You wouldn’t hang a small picture frame with a house nail or build a piece of furniture with an upholstery tack, but when it comes to screws most people will grab whatever they’ve got on hand to perform repairs or finish projects. Using the right screw can help you avoid trouble like loose screws, or stripping or snapping screw heads.
First lesson: Not everything with a thread is a screw. If it’s got a nut, with a flat bottom at the end of the shank, it’s not a screw -- it’s a bolt!
In addition to the simple difference between a bolt and a screw, let’s have a short lesson in basic types of screws and their applications:
Wood Screws: Commonly made of brass, steel or bronze, wood screws are designed specifically for…wood! They’re easy to identify since most wood screws have shanks unthreaded at the top, with coarse threads at the pointed end. Their design allows the screw to move smoothly through wood fibers with less resistance, reducing splintering. Heads are angled -- flat, round or oval. Oval-headed screws, also called “pan heads”, can be seen on the surface, but are not as highly visible as round-headed screws. Rounded-headed screws are used are in decorative applications, such as in furniture design. Flat heads are used when it’s important to have fasteners hidden or flush to the surface of the wood.
Tip: Pre-drilling holes in the wood, especially for longer screws going into hardwood, will reduce the risk of snapping the head because of too much torque. Also, make sure you use the right length of screw. Generally, you’ll want 1 – 1 ½ times the length of the screw to go into the adjoining board.
Drywall Screws: There are two basic types of drywall screws -- finely threaded (S-type), for attaching drywall to metal studs, or coarsely threaded (W-type) for attaching drywall to wood. S-types have self-drilling tips that eliminate the need to pre-drill. With very sharp points, drywall screws go in fast and reduce tearing. There are several brands, including those coated with ceramic, zinc or phosphate. Some coatings reduce corrosion. Charlotte house paintersPaint Line make a good case for using proper drywall screws, saying, "That small hole that seems easy to patch can quickly turn into a large, unsightly bulge on your wall."
Sheet Metal Screws: Sheet metal screws come in a large assortment of types and sizes and can be used in any application that requires joining a number of different materials together including plastics, rubber and various metals as well as plywood.
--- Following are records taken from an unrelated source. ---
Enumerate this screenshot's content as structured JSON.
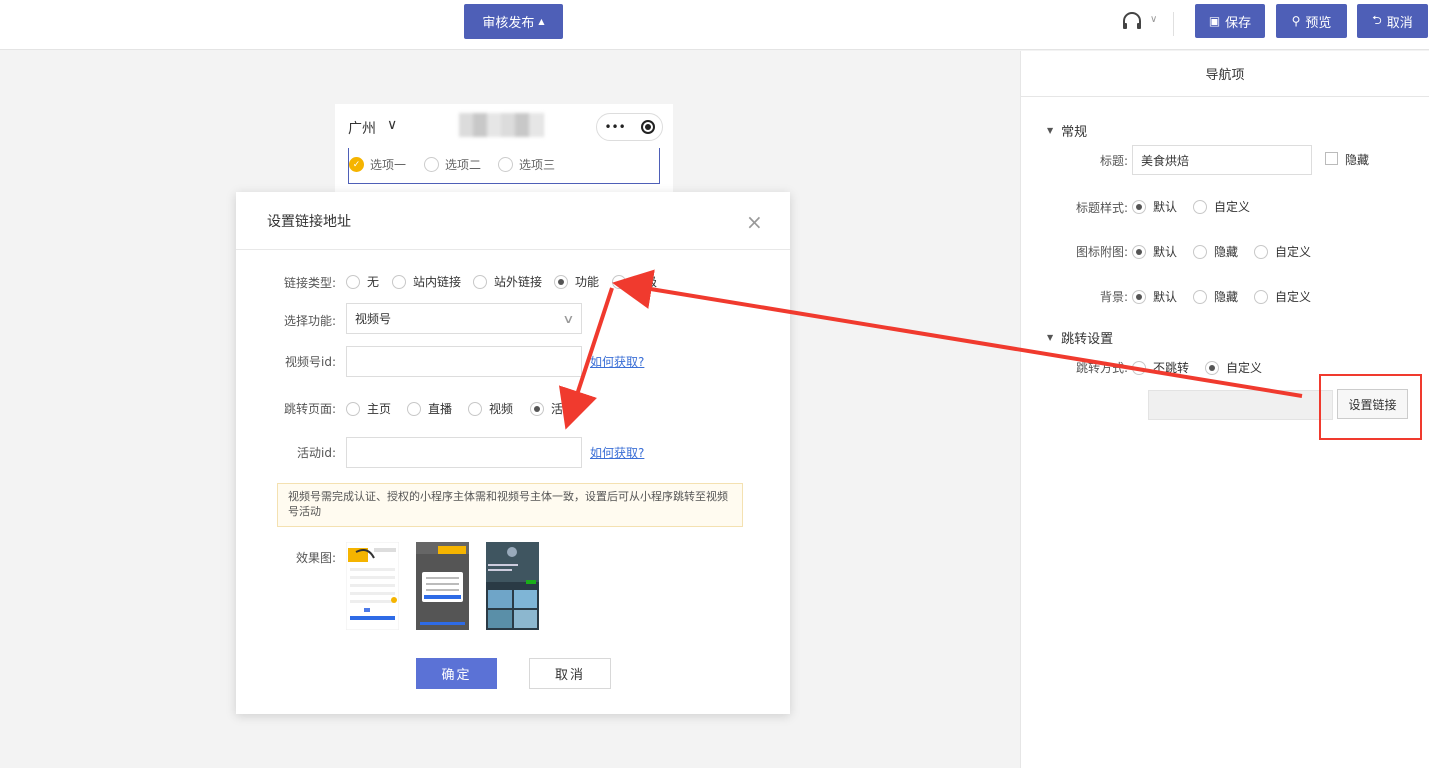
{
  "toolbar": {
    "publish_label": "审核发布",
    "save_label": "保存",
    "preview_label": "预览",
    "cancel_label": "取消",
    "accent": "#4e5fb7"
  },
  "phone_preview": {
    "city": "广州",
    "city_caret": "∨",
    "capsule_more": "•••",
    "options": [
      {
        "label": "选项一",
        "selected": true
      },
      {
        "label": "选项二",
        "selected": false
      },
      {
        "label": "选项三",
        "selected": false
      }
    ]
  },
  "right_panel": {
    "title": "导航项",
    "general_section": "常规",
    "title_label": "标题:",
    "title_value": "美食烘焙",
    "hide_label": "隐藏",
    "title_style_label": "标题样式:",
    "title_style_options": [
      "默认",
      "自定义"
    ],
    "icon_label": "图标附图:",
    "icon_options": [
      "默认",
      "隐藏",
      "自定义"
    ],
    "bg_label": "背景:",
    "bg_options": [
      "默认",
      "隐藏",
      "自定义"
    ],
    "jump_section": "跳转设置",
    "jump_mode_label": "跳转方式:",
    "jump_mode_options": [
      "不跳转",
      "自定义"
    ],
    "set_link_label": "设置链接"
  },
  "modal": {
    "title": "设置链接地址",
    "close_icon": "×",
    "link_type_label": "链接类型:",
    "link_types": [
      "无",
      "站内链接",
      "站外链接",
      "功能",
      "高级"
    ],
    "select_func_label": "选择功能:",
    "select_func_value": "视频号",
    "channel_id_label": "视频号id:",
    "how_to_get": "如何获取?",
    "jump_page_label": "跳转页面:",
    "jump_pages": [
      "主页",
      "直播",
      "视频",
      "活动"
    ],
    "activity_id_label": "活动id:",
    "notice": "视频号需完成认证、授权的小程序主体需和视频号主体一致，设置后可从小程序跳转至视频号活动",
    "effect_label": "效果图:",
    "ok_label": "确定",
    "cancel_label": "取消"
  },
  "colors": {
    "annotation_red": "#f03a2e",
    "primary_button": "#5b72d6",
    "link": "#3b6fd6"
  }
}
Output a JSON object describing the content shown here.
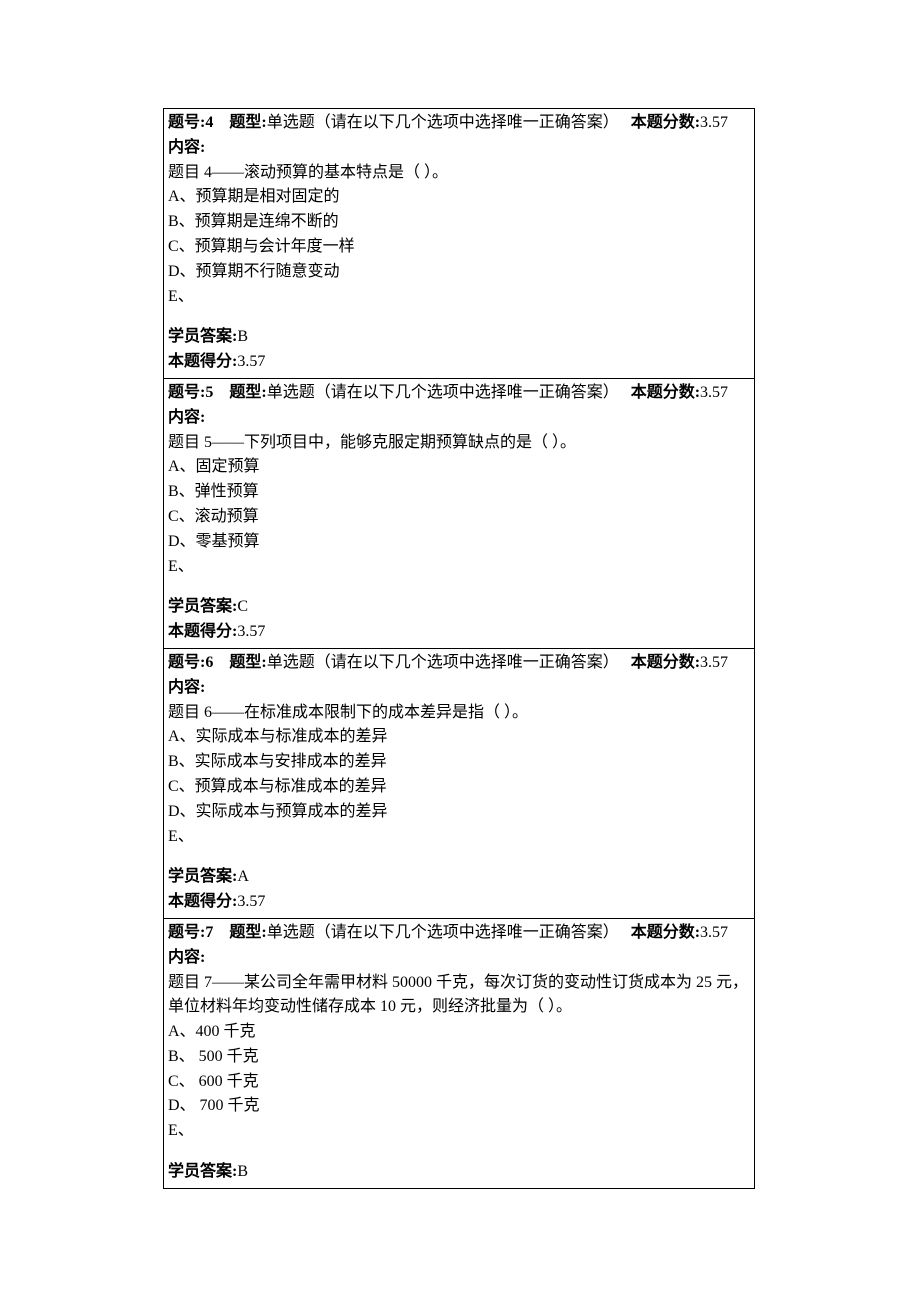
{
  "labels": {
    "qnum_prefix": "题号:",
    "qtype_prefix": "题型:",
    "score_prefix": "本题分数:",
    "content_label": "内容:",
    "student_answer_prefix": "学员答案:",
    "earned_prefix": "本题得分:"
  },
  "questions": [
    {
      "num": "4",
      "type": "单选题（请在以下几个选项中选择唯一正确答案）",
      "score": "3.57",
      "stem": "题目 4——滚动预算的基本特点是（ ）。",
      "opts": {
        "A": "A、预算期是相对固定的",
        "B": "B、预算期是连绵不断的",
        "C": "C、预算期与会计年度一样",
        "D": "D、预算期不行随意变动",
        "E": "E、"
      },
      "answer": "B",
      "earned": "3.57"
    },
    {
      "num": "5",
      "type": "单选题（请在以下几个选项中选择唯一正确答案）",
      "score": "3.57",
      "stem": "题目 5——下列项目中，能够克服定期预算缺点的是（ ）。",
      "opts": {
        "A": "A、固定预算",
        "B": "B、弹性预算",
        "C": "C、滚动预算",
        "D": "D、零基预算",
        "E": "E、"
      },
      "answer": "C",
      "earned": "3.57"
    },
    {
      "num": "6",
      "type": "单选题（请在以下几个选项中选择唯一正确答案）",
      "score": "3.57",
      "stem": "题目 6——在标准成本限制下的成本差异是指（ ）。",
      "opts": {
        "A": "A、实际成本与标准成本的差异",
        "B": "B、实际成本与安排成本的差异",
        "C": "C、预算成本与标准成本的差异",
        "D": "D、实际成本与预算成本的差异",
        "E": "E、"
      },
      "answer": "A",
      "earned": "3.57"
    },
    {
      "num": "7",
      "type": "单选题（请在以下几个选项中选择唯一正确答案）",
      "score": "3.57",
      "stem": "题目 7——某公司全年需甲材料 50000 千克，每次订货的变动性订货成本为 25 元，单位材料年均变动性储存成本 10 元，则经济批量为（ ）。",
      "opts": {
        "A": "A、400 千克",
        "B": "B、 500 千克",
        "C": "C、 600 千克",
        "D": "D、 700 千克",
        "E": "E、"
      },
      "answer": "B",
      "earned": ""
    }
  ]
}
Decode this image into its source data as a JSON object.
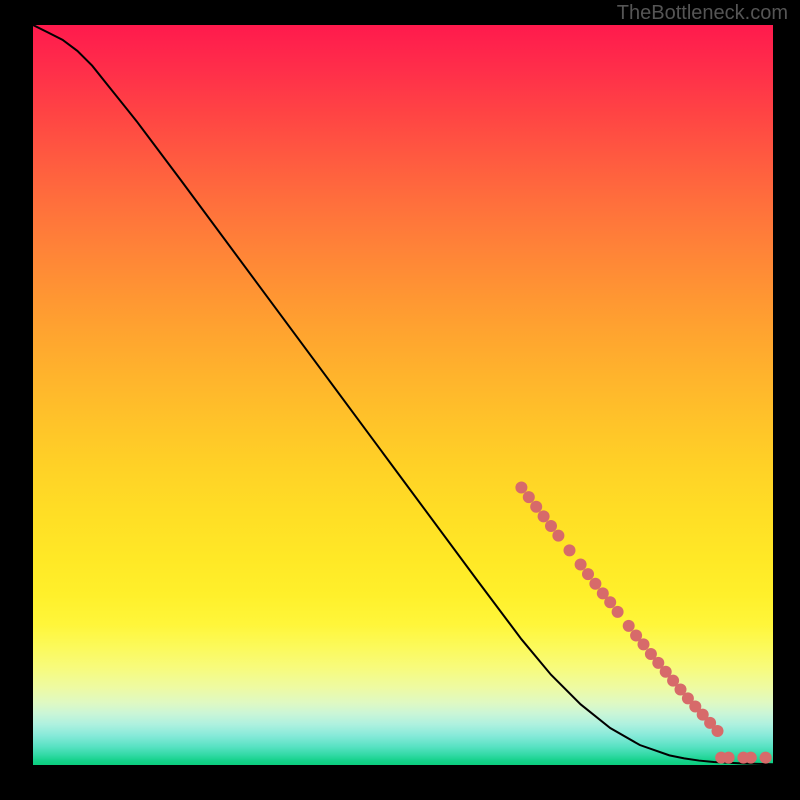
{
  "watermark": "TheBottleneck.com",
  "chart_data": {
    "type": "line",
    "title": "",
    "xlabel": "",
    "ylabel": "",
    "xlim": [
      0,
      100
    ],
    "ylim": [
      0,
      100
    ],
    "grid": false,
    "legend": false,
    "curve": {
      "name": "bottleneck-curve",
      "color": "#000000",
      "x": [
        0,
        2,
        4,
        6,
        8,
        10,
        14,
        20,
        30,
        40,
        50,
        60,
        66,
        70,
        74,
        78,
        82,
        86,
        88,
        90,
        92,
        94,
        96,
        98,
        100
      ],
      "y": [
        100,
        99,
        98,
        96.5,
        94.5,
        92,
        87,
        79,
        65.5,
        52,
        38.5,
        25,
        17,
        12.2,
        8.2,
        5,
        2.7,
        1.3,
        0.9,
        0.6,
        0.4,
        0.3,
        0.2,
        0.15,
        0.1
      ]
    },
    "markers": {
      "name": "highlight-dots",
      "color": "#d76a6a",
      "radius_px": 6,
      "points": [
        {
          "x": 66.0,
          "y": 37.5
        },
        {
          "x": 67.0,
          "y": 36.2
        },
        {
          "x": 68.0,
          "y": 34.9
        },
        {
          "x": 69.0,
          "y": 33.6
        },
        {
          "x": 70.0,
          "y": 32.3
        },
        {
          "x": 71.0,
          "y": 31.0
        },
        {
          "x": 72.5,
          "y": 29.0
        },
        {
          "x": 74.0,
          "y": 27.1
        },
        {
          "x": 75.0,
          "y": 25.8
        },
        {
          "x": 76.0,
          "y": 24.5
        },
        {
          "x": 77.0,
          "y": 23.2
        },
        {
          "x": 78.0,
          "y": 22.0
        },
        {
          "x": 79.0,
          "y": 20.7
        },
        {
          "x": 80.5,
          "y": 18.8
        },
        {
          "x": 81.5,
          "y": 17.5
        },
        {
          "x": 82.5,
          "y": 16.3
        },
        {
          "x": 83.5,
          "y": 15.0
        },
        {
          "x": 84.5,
          "y": 13.8
        },
        {
          "x": 85.5,
          "y": 12.6
        },
        {
          "x": 86.5,
          "y": 11.4
        },
        {
          "x": 87.5,
          "y": 10.2
        },
        {
          "x": 88.5,
          "y": 9.0
        },
        {
          "x": 89.5,
          "y": 7.9
        },
        {
          "x": 90.5,
          "y": 6.8
        },
        {
          "x": 91.5,
          "y": 5.7
        },
        {
          "x": 92.5,
          "y": 4.6
        },
        {
          "x": 93.0,
          "y": 1.0
        },
        {
          "x": 94.0,
          "y": 1.0
        },
        {
          "x": 96.0,
          "y": 1.0
        },
        {
          "x": 97.0,
          "y": 1.0
        },
        {
          "x": 99.0,
          "y": 1.0
        }
      ]
    }
  }
}
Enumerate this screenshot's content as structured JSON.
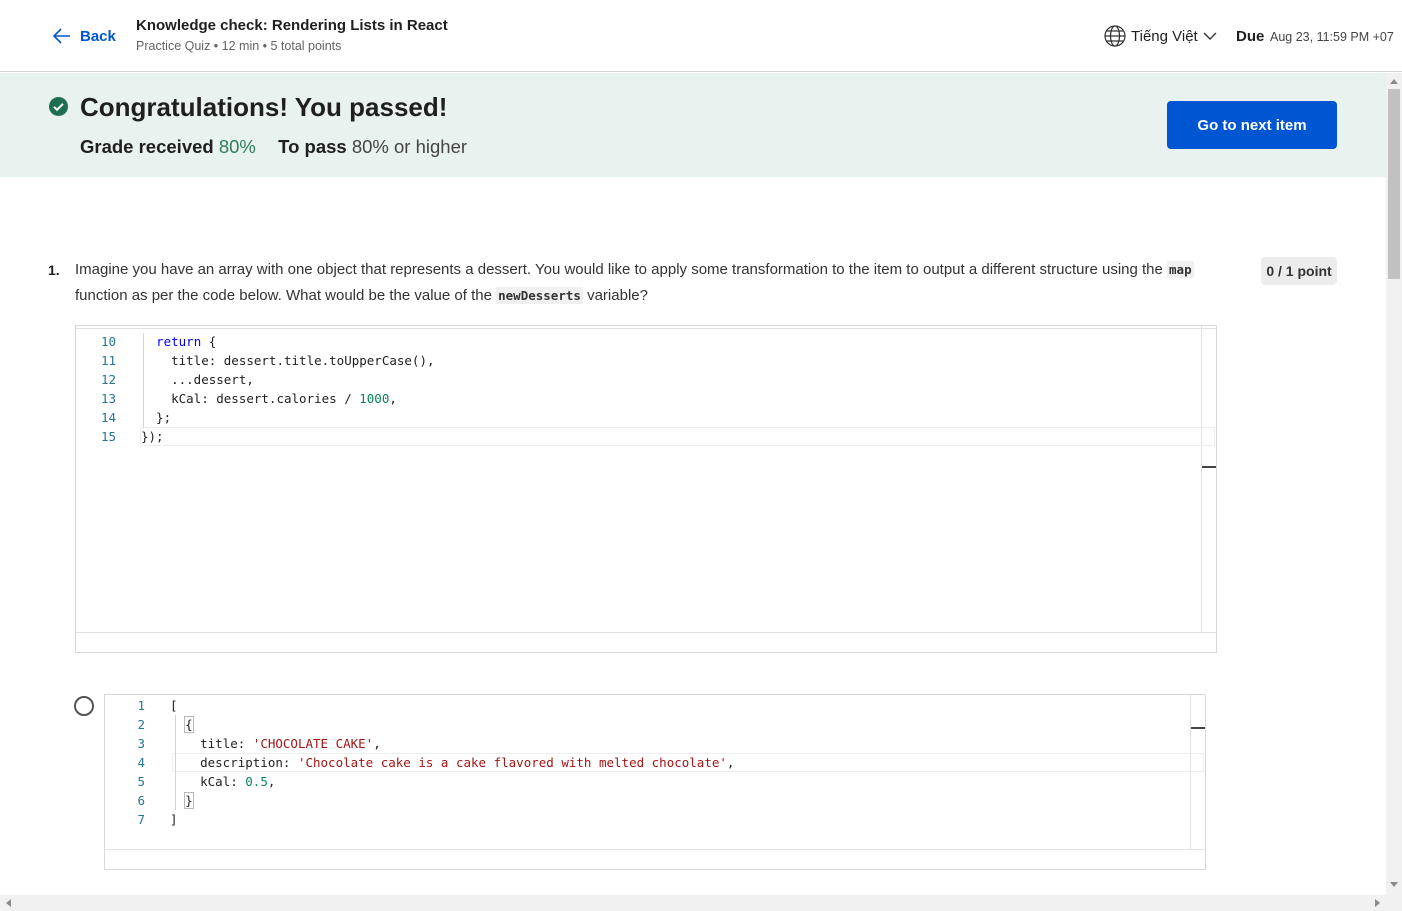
{
  "header": {
    "back_label": "Back",
    "title": "Knowledge check: Rendering Lists in React",
    "meta": "Practice Quiz • 12 min • 5 total points",
    "language": "Tiếng Việt",
    "due_label": "Due",
    "due_date": "Aug 23, 11:59 PM +07"
  },
  "banner": {
    "title": "Congratulations! You passed!",
    "grade_label": "Grade received",
    "grade_value": "80%",
    "pass_label": "To pass",
    "pass_value": "80% or higher",
    "next_button": "Go to next item"
  },
  "question": {
    "number": "1.",
    "text_part1": "Imagine you have an array with one object that represents a dessert. You would like to apply some transformation to the item to output a different structure using the",
    "code1": "map",
    "text_part2": "function as per the code below. What would be the value of the",
    "code2": "newDesserts",
    "text_part3": "variable?",
    "points": "0 / 1 point"
  },
  "question_code": {
    "lines": [
      {
        "n": "10",
        "html": "  <span class='kw'>return</span> {"
      },
      {
        "n": "11",
        "html": "    title: dessert.title.toUpperCase(),"
      },
      {
        "n": "12",
        "html": "    ...dessert,"
      },
      {
        "n": "13",
        "html": "    kCal: dessert.calories / <span class='num'>1000</span>,"
      },
      {
        "n": "14",
        "html": "  };"
      },
      {
        "n": "15",
        "html": "});"
      }
    ]
  },
  "option_code": {
    "lines": [
      {
        "n": "1",
        "html": "["
      },
      {
        "n": "2",
        "html": "  <span class='brkt'>{</span>"
      },
      {
        "n": "3",
        "html": "    title: <span class='str'>'CHOCOLATE CAKE'</span>,"
      },
      {
        "n": "4",
        "html": "    description: <span class='str'>'Chocolate cake is a cake flavored with melted chocolate'</span>,"
      },
      {
        "n": "5",
        "html": "    kCal: <span class='num'>0.5</span>,"
      },
      {
        "n": "6",
        "html": "  <span class='brkt'>}</span>"
      },
      {
        "n": "7",
        "html": "]"
      }
    ]
  }
}
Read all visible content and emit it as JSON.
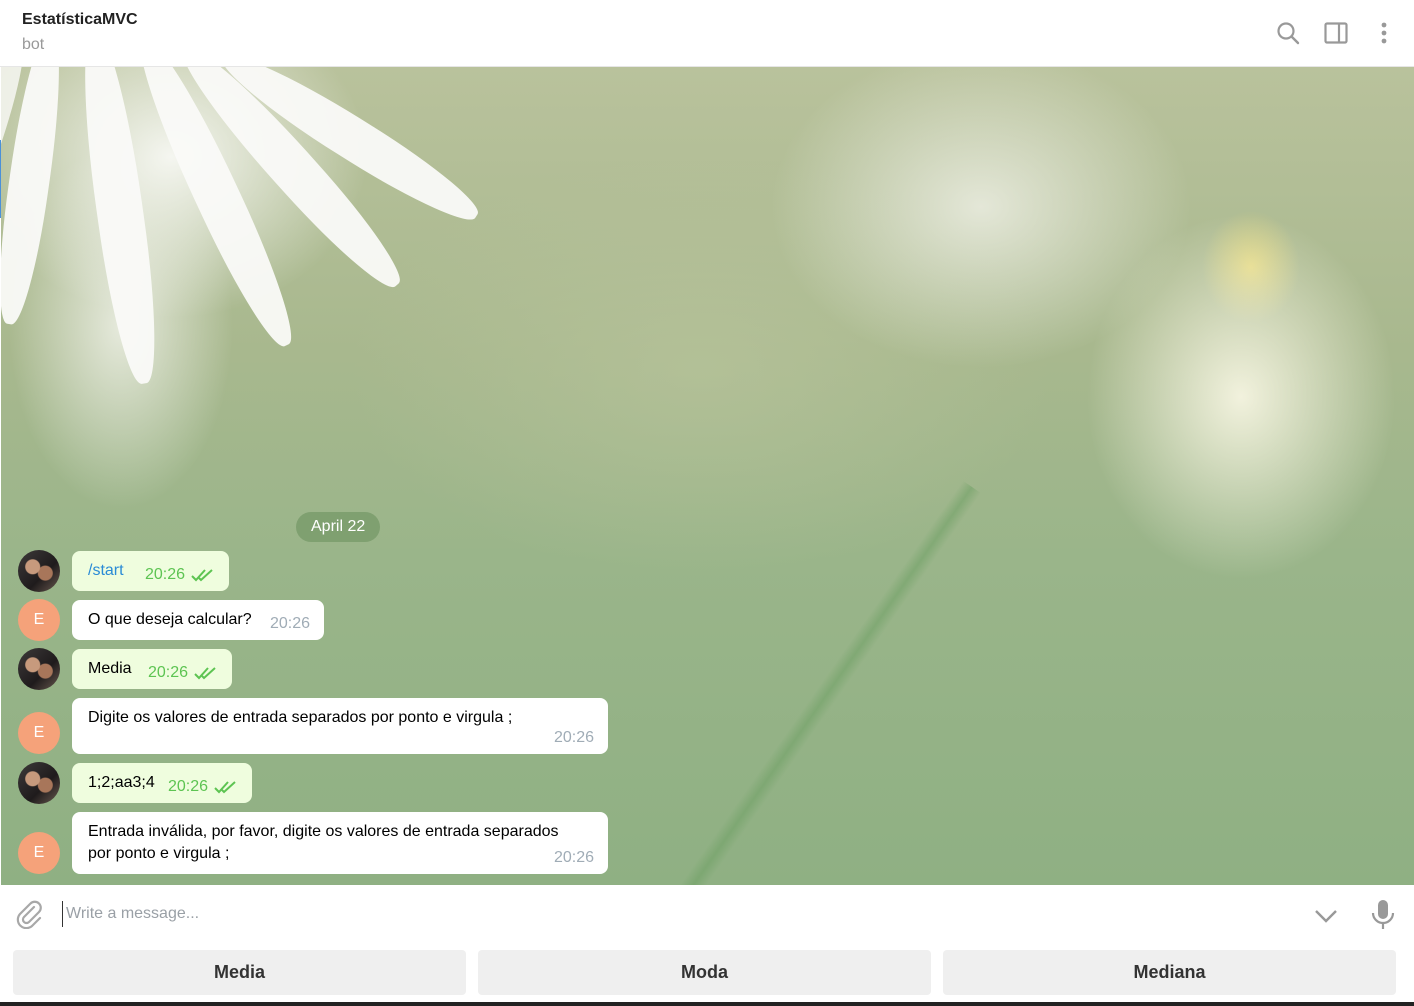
{
  "header": {
    "title": "EstatísticaMVC",
    "status": "bot",
    "icons": [
      "search-icon",
      "sidebar-toggle-icon",
      "more-vertical-icon"
    ]
  },
  "chat": {
    "date_label": "April 22",
    "messages": [
      {
        "direction": "outgoing",
        "avatar": "user-photo",
        "text": "/start",
        "time": "20:26",
        "read": true
      },
      {
        "direction": "incoming",
        "avatar_letter": "E",
        "text": "O que deseja calcular?",
        "time": "20:26"
      },
      {
        "direction": "outgoing",
        "avatar": "user-photo",
        "text": "Media",
        "time": "20:26",
        "read": true
      },
      {
        "direction": "incoming",
        "avatar_letter": "E",
        "text": "Digite os valores de entrada separados por ponto e virgula ;",
        "time": "20:26"
      },
      {
        "direction": "outgoing",
        "avatar": "user-photo",
        "text": "1;2;aa3;4",
        "time": "20:26",
        "read": true
      },
      {
        "direction": "incoming",
        "avatar_letter": "E",
        "text": "Entrada inválida, por favor, digite os valores de entrada separados\npor ponto e virgula ;",
        "time": "20:26"
      }
    ]
  },
  "composer": {
    "placeholder": "Write a message...",
    "value": ""
  },
  "keyboard": {
    "buttons": [
      "Media",
      "Moda",
      "Mediana"
    ]
  },
  "colors": {
    "outgoing_bubble": "#effdde",
    "incoming_bubble": "#ffffff",
    "read_ticks": "#5dc452",
    "command_link": "#2a8bd6",
    "bot_avatar": "#f5a27a",
    "date_pill": "#7fa070"
  }
}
They should not be used to replace wood screws but are definitely outstanding fasteners because their sharp and customized threads, guaranteeing a tight bond. Choice should be based upon the type of materials you are working with. Type A, B, or AB is the most common, while others such as Type 25 (for plastics) are used for specialized applications. Ask a hardware specialist for assistance choosing the right type of fastener for your project.
Sheet metal screws may have flat, oval or hex washer heads. The latter is attached to the head to distribute force over a wider area so the screw doesn’t “sink” into the material.
Self-Tapping: Self-tapping screws can be found as sheet metal, drywall or wood screws with different types of heads and have the distinctive advantage of eliminating the need to pre-drill. Threads of self-tapping screws accommodate the material by drilling their own holes as they’re inserted. The disadvantages to using them is that disassembly often results in stripping the screw (remedied by using a slightly larger screw for re-assembly), and they are easily snapped when over-tightened.